Frances Hyland (1927-2004)

1994 Lifetime Artistic Achievement (Theatre)

"I think you ought to come home a while," said Tyrone Guthrie to the young actress from Saskatchewan. She had made her London debut as Stella in A Streetcar Named Desire, acted with John Gielgud, and been directed by Peter Brook.

Home Frances Hyland came in 1954, "full of youth, hope and exquisite talent," to the Stratford Festival, electrifying audiences as Isabella opposite James Mason in Measure for Measure. She would perform abroad again, but, as a critic later said, this "hard-working actor who could have been a star of the London and New York stage...opted instead for the guaranteed insecurity of a life in Canadian theatre." She built her career within the emerging network of companies across the country and over the years played all the leading theatres, recreating the most important Shakespearean and contemporary roles, starring in CBC television and radio dramas and films, and generously sharing her talent and indomitable artistic values.
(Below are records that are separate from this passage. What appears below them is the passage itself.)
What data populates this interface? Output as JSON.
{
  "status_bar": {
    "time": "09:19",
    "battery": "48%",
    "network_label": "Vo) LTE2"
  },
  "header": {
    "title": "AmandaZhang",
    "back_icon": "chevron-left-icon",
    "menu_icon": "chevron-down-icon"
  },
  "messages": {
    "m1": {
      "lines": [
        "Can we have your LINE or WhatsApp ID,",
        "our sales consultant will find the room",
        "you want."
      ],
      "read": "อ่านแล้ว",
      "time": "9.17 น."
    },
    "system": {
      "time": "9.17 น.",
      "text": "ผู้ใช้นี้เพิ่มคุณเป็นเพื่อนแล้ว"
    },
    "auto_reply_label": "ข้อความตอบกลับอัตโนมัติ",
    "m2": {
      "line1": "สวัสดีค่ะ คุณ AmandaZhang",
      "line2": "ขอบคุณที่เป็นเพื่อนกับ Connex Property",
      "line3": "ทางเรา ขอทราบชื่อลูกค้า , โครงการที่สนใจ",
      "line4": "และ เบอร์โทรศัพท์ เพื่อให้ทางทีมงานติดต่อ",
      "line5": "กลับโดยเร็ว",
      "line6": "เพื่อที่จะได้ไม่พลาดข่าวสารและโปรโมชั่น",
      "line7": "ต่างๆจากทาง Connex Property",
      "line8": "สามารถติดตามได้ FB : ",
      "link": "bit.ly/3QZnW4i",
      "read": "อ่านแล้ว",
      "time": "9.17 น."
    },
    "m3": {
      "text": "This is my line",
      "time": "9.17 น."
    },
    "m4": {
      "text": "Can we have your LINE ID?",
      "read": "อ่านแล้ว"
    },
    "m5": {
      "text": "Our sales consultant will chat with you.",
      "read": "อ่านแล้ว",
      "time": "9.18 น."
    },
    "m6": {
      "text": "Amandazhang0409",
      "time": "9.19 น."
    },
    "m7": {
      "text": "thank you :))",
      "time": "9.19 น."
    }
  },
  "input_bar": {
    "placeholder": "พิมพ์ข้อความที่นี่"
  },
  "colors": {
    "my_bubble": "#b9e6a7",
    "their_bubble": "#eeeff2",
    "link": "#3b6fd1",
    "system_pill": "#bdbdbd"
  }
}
Appropriately, she regards her performance in the title role of George Ryga's seminal Canadian play, The Ecstasy of Rita Joe, as her most meaningful achievement. An Officer of the Order of Canada, she has received the John Drainie Award for Distinguished Contribution to Broadcasting (1981) and a 1994 Toronto Arts Award for lifetime achievement.